Today, tiny American flags flutter from each headstone in the Chattanooga National Cemetery, placed over the weekend by Boy Scouts, Cub Scouts and other volunteers. A Memorial Day service will be held this morning at 11. Jim Ogden will lead a torchlight history tour tonight.
The 11 men who do the burials at the historic cemetery, every one a military veteran, see every working day as if it is Memorial Day or Veterans Day.
"We do a few more things like the big flags and the little flags, but it is basically the same thing every day," says cemetery worker Tito Mineno, an Army veteran who served in Desert Storm.

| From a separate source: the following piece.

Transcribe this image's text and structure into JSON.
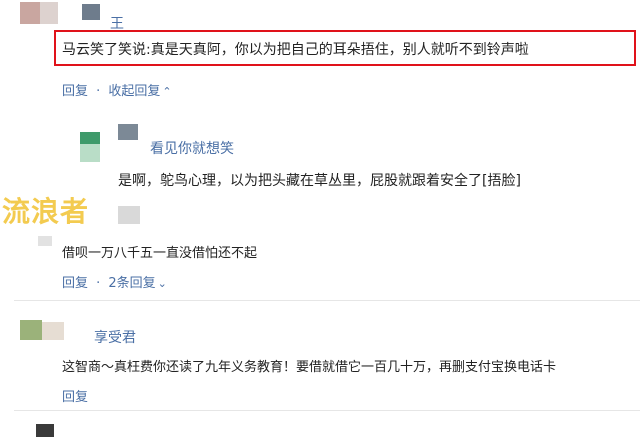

"We take care of our own," he says. "We constantly make sure the veterans are taken care of, the cemetery is taken care of. A lot of people are proud of what goes on here. I'll keep taking pride in it, even after I retire, which, hopefully, will be a long time."
The cemetery was officially named in 1867 but started in 1863 with thousands of Civil War dead, many of them unknown. The number of burials at the Chattanooga National Cemetery will reach 51,000 by the end of the year, with an annual average of 1,200 burials these days.

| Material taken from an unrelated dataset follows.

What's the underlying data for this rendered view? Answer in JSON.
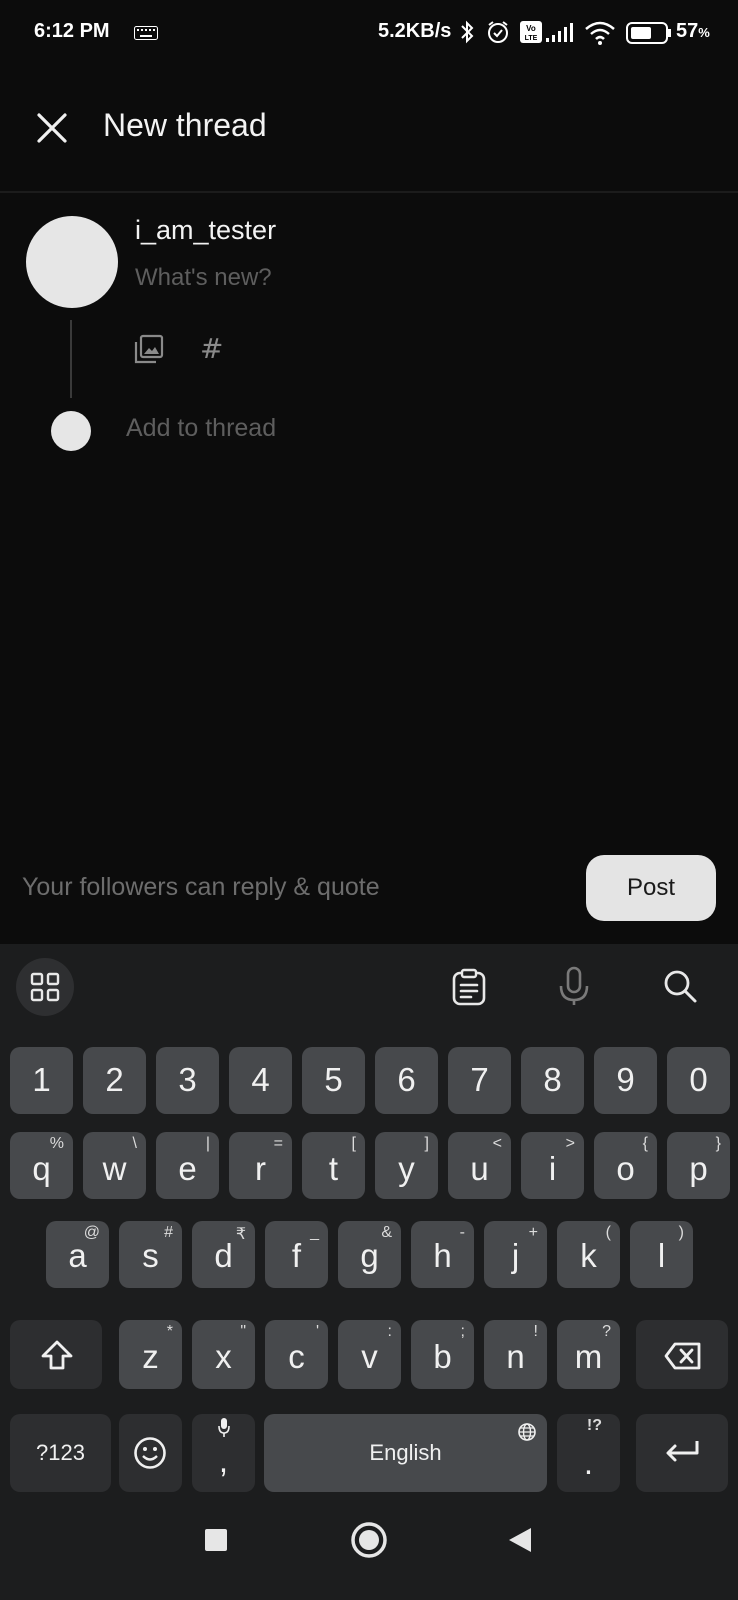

One day, about a week before the Memorial Day, the crew handles six burials. They work quickly and efficiently, on a tight schedule, but respectfully. Machines are used, but the graves are finished by hand. Mineno operates a backhoe to lower the vault lid into place and fill the grave with dirt. After putting the vehicle back on a trailer, he helps other crew members smooth the layer of topsoil. Then he and the other crew members move to another spot in the cemetery for their next job.
Mineno has a more personal connection to the Chattanooga National Cemetery. His grandfather and mother-in-law are buried there, as well as the executive officer he served with during Desert Storm. To him, it is another reason to do the job well, and correctly.
"We just carry on, and show the utmost respect."